  • It depends on what style the producer wants to make.

 

Again, it depends on what style the producer wants to make.

19

Who are the (large) main Australian producers of Transfer, Tank and Carbonated sparkling wines?

Give a broad style of what these wines are usually like.

  • Brown Bros.
  • Jacob's Creek
  • Yellowglen

These producers make regional and multi-regional sparkling wines and use lots of different grapes.

Their style is usually dry to medium-sweet, low to medium alcohol, light to medium body, and usually very fruity.

20

Are autolytic notes obvious on sparkling Shiraz, the way they are on true Champagne?

Give a quick overview on the style of sparkling Shiraz (acidity, body, alcohol).

  • No obvious autolytic notes on sparkling Shiraz; they're too intensely fruity!;
  • Medium acid, medium to full body, medium to high alcohol.

21

When are sparkling Shirazs released?

 

Released after 1-2 years

22

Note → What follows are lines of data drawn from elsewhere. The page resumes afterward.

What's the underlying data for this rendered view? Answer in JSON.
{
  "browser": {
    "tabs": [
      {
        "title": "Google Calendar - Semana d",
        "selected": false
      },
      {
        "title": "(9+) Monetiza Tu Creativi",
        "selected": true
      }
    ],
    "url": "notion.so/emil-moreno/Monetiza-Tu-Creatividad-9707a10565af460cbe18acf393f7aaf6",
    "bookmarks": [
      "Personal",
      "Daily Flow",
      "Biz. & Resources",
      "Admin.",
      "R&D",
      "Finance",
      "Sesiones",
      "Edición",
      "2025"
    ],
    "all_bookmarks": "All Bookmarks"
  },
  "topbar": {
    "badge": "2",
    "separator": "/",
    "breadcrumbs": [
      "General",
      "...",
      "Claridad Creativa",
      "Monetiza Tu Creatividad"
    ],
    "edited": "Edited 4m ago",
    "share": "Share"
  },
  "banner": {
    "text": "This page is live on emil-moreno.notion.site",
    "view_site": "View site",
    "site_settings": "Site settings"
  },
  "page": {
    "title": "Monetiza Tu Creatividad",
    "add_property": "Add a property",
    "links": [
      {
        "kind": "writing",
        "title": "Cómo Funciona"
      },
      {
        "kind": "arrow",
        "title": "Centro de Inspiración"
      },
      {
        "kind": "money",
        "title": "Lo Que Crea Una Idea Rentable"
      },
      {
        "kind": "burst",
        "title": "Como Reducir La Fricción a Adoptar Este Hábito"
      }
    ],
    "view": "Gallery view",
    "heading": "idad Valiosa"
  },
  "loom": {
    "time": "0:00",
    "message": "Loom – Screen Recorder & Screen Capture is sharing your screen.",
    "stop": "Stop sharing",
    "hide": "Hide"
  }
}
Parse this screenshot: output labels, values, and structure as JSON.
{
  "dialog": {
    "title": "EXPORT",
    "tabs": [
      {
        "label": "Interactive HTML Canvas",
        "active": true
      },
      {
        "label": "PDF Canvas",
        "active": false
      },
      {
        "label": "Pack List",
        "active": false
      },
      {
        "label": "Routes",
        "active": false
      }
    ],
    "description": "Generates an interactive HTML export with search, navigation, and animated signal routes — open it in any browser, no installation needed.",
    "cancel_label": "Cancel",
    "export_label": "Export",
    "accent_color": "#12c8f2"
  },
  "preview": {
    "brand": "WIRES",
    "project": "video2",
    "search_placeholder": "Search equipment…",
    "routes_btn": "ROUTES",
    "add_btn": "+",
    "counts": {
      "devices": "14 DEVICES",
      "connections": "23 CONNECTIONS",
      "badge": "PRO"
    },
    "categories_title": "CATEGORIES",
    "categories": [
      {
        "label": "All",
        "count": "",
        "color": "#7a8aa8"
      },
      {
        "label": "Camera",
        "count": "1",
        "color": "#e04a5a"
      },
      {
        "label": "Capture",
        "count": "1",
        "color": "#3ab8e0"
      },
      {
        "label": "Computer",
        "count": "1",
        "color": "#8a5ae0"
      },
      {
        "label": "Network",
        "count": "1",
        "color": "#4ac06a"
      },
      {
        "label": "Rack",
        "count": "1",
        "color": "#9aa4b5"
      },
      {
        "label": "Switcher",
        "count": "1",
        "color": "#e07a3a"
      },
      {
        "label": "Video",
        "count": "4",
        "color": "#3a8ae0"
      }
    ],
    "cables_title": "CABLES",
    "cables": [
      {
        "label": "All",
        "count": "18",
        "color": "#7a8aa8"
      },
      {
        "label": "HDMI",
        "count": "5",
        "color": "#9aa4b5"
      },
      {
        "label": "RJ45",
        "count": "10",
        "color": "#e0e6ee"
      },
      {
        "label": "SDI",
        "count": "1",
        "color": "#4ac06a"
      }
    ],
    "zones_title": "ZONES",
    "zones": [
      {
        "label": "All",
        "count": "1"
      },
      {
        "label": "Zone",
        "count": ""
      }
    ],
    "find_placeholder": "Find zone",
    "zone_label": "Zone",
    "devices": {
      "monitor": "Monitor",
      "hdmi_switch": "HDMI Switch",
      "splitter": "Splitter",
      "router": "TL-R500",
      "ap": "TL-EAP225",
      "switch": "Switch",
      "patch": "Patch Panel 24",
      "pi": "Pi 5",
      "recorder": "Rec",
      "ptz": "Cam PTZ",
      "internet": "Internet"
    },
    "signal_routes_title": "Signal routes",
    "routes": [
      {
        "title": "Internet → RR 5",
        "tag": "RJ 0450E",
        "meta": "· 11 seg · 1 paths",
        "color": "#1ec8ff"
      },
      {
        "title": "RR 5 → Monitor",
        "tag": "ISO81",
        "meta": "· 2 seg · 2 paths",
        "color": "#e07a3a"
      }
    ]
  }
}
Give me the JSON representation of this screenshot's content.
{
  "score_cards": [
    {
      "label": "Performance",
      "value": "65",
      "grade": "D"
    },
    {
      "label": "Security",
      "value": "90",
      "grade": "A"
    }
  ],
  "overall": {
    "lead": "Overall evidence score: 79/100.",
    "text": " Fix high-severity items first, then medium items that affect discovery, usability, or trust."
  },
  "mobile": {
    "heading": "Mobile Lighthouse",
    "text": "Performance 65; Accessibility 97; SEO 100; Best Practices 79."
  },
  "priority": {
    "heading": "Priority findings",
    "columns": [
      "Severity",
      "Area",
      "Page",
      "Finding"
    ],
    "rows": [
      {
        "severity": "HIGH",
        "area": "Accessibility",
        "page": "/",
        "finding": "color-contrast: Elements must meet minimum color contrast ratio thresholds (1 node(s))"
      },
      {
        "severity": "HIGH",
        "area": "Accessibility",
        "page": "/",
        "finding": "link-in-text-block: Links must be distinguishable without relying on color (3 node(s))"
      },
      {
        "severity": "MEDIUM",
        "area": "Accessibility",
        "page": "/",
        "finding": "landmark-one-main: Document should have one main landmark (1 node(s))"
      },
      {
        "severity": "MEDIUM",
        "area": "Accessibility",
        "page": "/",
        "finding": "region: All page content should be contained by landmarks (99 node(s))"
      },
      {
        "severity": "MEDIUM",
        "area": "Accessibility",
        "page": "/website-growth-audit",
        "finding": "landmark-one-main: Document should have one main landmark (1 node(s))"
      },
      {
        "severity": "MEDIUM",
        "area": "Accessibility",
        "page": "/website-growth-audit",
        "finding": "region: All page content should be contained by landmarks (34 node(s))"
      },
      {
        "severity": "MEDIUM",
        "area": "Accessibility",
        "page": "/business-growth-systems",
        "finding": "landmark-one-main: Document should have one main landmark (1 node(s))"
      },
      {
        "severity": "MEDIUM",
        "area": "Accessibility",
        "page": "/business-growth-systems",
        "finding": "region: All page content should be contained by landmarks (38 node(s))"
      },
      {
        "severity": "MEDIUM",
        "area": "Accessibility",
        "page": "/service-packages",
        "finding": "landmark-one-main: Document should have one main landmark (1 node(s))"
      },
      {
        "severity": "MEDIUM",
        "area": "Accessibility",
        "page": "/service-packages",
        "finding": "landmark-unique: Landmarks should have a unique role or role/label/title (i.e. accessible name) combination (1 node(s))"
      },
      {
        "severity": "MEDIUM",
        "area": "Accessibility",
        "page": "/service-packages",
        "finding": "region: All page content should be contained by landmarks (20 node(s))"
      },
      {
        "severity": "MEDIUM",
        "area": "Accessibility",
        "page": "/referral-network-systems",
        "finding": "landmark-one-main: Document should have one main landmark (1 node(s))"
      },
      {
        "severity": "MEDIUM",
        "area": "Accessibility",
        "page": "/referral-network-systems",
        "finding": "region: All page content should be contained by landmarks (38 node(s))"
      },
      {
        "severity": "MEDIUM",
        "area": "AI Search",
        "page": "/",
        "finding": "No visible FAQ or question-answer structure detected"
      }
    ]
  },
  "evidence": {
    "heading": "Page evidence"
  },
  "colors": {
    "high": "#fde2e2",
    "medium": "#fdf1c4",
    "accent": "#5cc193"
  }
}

Australian sparkling Moscato:

  • In which sector is it growing: the home or export market?
  • Where are the grapes grown?
  • Which methods are used?

  • Sales growing in home market;
  • Grapes grown in warmer climates;
  • Tank for higher quality, carbonated for cheaper quality

23

What is the main area of production for Australian Prosecco?

King Valley

24

In what year was the first release of Australian Prosecco?

Who made it?

2004 by Dal Zotto

25

If Australian Prosecco is exported to the EU, what must change on the label?

Prosecco must be changed to Glera

26

What method is generally used to make Australian Prosecco, and what style is it typically?

Tank Method is generally used, though some are carbonated.

  • typically off-dry to med-dry

27

Who makes most Australian Prosecco: big brands or small producers?

 

Small producers make Australian Prosecco

28

Who makes Pet-Nat in Australia - large or small producers?

Are they clustered in one region or are they found all over Australia?

  • Small, natural producers;
  • All over Australia using different grape varieties.

29

What styles can Australian Pet-Nat be?

All kinds!

  • White, rosé, red -- usually made in small quantities;
  • Usually cloudy/yeasty;
  • Pressure varies from gently sparkling to fully sparkling;
  • Usually dry, medium+ acid, medium alcohol, light to medium body, medium-pronounced fruit

30

Australian wine laws are loose or strict?

How does that affect winemakers?

Loose​ wine laws

  • Allows winemakers to easily introduce new styles to different markets;
  • Successful small producers may be (and have been) acquired by big brands;
    • e.g. Brown Bros. bought Tamar Ridge.